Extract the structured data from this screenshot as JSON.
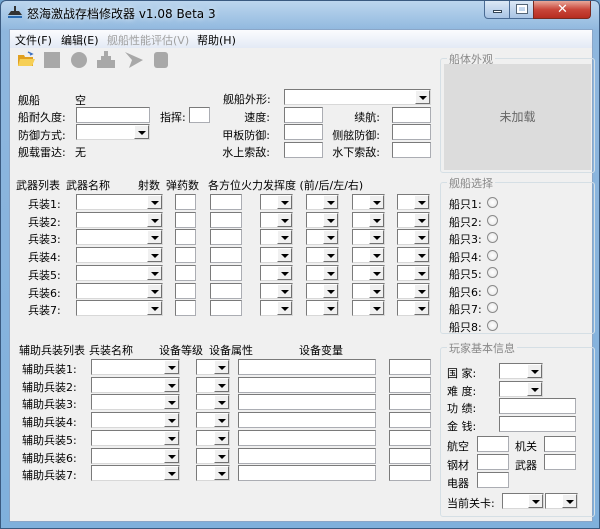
{
  "window": {
    "title": "怒海激战存档修改器 v1.08 Beta 3"
  },
  "menu": [
    {
      "label": "文件(F)",
      "enabled": true
    },
    {
      "label": "编辑(E)",
      "enabled": true
    },
    {
      "label": "舰船性能评估(V)",
      "enabled": false
    },
    {
      "label": "帮助(H)",
      "enabled": true
    }
  ],
  "toolbar": [
    "open-folder-icon",
    "square-icon",
    "circle-icon",
    "ship-icon",
    "plane-icon",
    "rounded-square-icon"
  ],
  "ship": {
    "ship_label": "舰船",
    "ship_value": "空",
    "durability_label": "船耐久度:",
    "command_label": "指挥:",
    "defense_mode_label": "防御方式:",
    "radar_label": "舰载雷达:",
    "radar_value": "无",
    "shape_label": "舰船外形:",
    "speed_label": "速度:",
    "range_label": "续航:",
    "deck_def_label": "甲板防御:",
    "side_def_label": "侧舷防御:",
    "surface_scan_label": "水上索敌:",
    "underwater_scan_label": "水下索敌:"
  },
  "weapons": {
    "headers": {
      "list": "武器列表",
      "name": "武器名称",
      "shots": "射数",
      "ammo": "弹药数",
      "arcs": "各方位火力发挥度 (前/后/左/右)"
    },
    "rows": [
      "兵装1:",
      "兵装2:",
      "兵装3:",
      "兵装4:",
      "兵装5:",
      "兵装6:",
      "兵装7:"
    ]
  },
  "aux": {
    "headers": {
      "list": "辅助兵装列表",
      "name": "兵装名称",
      "level": "设备等级",
      "attr": "设备属性",
      "var": "设备变量"
    },
    "rows": [
      "辅助兵装1:",
      "辅助兵装2:",
      "辅助兵装3:",
      "辅助兵装4:",
      "辅助兵装5:",
      "辅助兵装6:",
      "辅助兵装7:"
    ]
  },
  "appearance": {
    "title": "船体外观",
    "placeholder": "未加载"
  },
  "ship_select": {
    "title": "舰船选择",
    "items": [
      "船只1:",
      "船只2:",
      "船只3:",
      "船只4:",
      "船只5:",
      "船只6:",
      "船只7:",
      "船只8:"
    ]
  },
  "player": {
    "title": "玩家基本信息",
    "country": "国  家:",
    "difficulty": "难  度:",
    "merit": "功  绩:",
    "money": "金  钱:",
    "aviation": "航空",
    "machinery": "机关",
    "steel": "钢材",
    "weapons": "武器",
    "electrical": "电器",
    "current_stage": "当前关卡:"
  }
}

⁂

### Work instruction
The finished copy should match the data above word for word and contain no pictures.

### Answer section
Extract the structured data from this screenshot as JSON.
{
  "window": {
    "title": "怒海激战存档修改器 v1.08 Beta 3"
  },
  "menu": [
    {
      "label": "文件(F)",
      "enabled": true
    },
    {
      "label": "编辑(E)",
      "enabled": true
    },
    {
      "label": "舰船性能评估(V)",
      "enabled": false
    },
    {
      "label": "帮助(H)",
      "enabled": true
    }
  ],
  "toolbar": [
    "open-folder-icon",
    "square-icon",
    "circle-icon",
    "ship-icon",
    "plane-icon",
    "rounded-square-icon"
  ],
  "ship": {
    "ship_label": "舰船",
    "ship_value": "空",
    "durability_label": "船耐久度:",
    "command_label": "指挥:",
    "defense_mode_label": "防御方式:",
    "radar_label": "舰载雷达:",
    "radar_value": "无",
    "shape_label": "舰船外形:",
    "speed_label": "速度:",
    "range_label": "续航:",
    "deck_def_label": "甲板防御:",
    "side_def_label": "侧舷防御:",
    "surface_scan_label": "水上索敌:",
    "underwater_scan_label": "水下索敌:"
  },
  "weapons": {
    "headers": {
      "list": "武器列表",
      "name": "武器名称",
      "shots": "射数",
      "ammo": "弹药数",
      "arcs": "各方位火力发挥度 (前/后/左/右)"
    },
    "rows": [
      "兵装1:",
      "兵装2:",
      "兵装3:",
      "兵装4:",
      "兵装5:",
      "兵装6:",
      "兵装7:"
    ]
  },
  "aux": {
    "headers": {
      "list": "辅助兵装列表",
      "name": "兵装名称",
      "level": "设备等级",
      "attr": "设备属性",
      "var": "设备变量"
    },
    "rows": [
      "辅助兵装1:",
      "辅助兵装2:",
      "辅助兵装3:",
      "辅助兵装4:",
      "辅助兵装5:",
      "辅助兵装6:",
      "辅助兵装7:"
    ]
  },
  "appearance": {
    "title": "船体外观",
    "placeholder": "未加载"
  },
  "ship_select": {
    "title": "舰船选择",
    "items": [
      "船只1:",
      "船只2:",
      "船只3:",
      "船只4:",
      "船只5:",
      "船只6:",
      "船只7:",
      "船只8:"
    ]
  },
  "player": {
    "title": "玩家基本信息",
    "country": "国  家:",
    "difficulty": "难  度:",
    "merit": "功  绩:",
    "money": "金  钱:",
    "aviation": "航空",
    "machinery": "机关",
    "steel": "钢材",
    "weapons": "武器",
    "electrical": "电器",
    "current_stage": "当前关卡:"
  }
}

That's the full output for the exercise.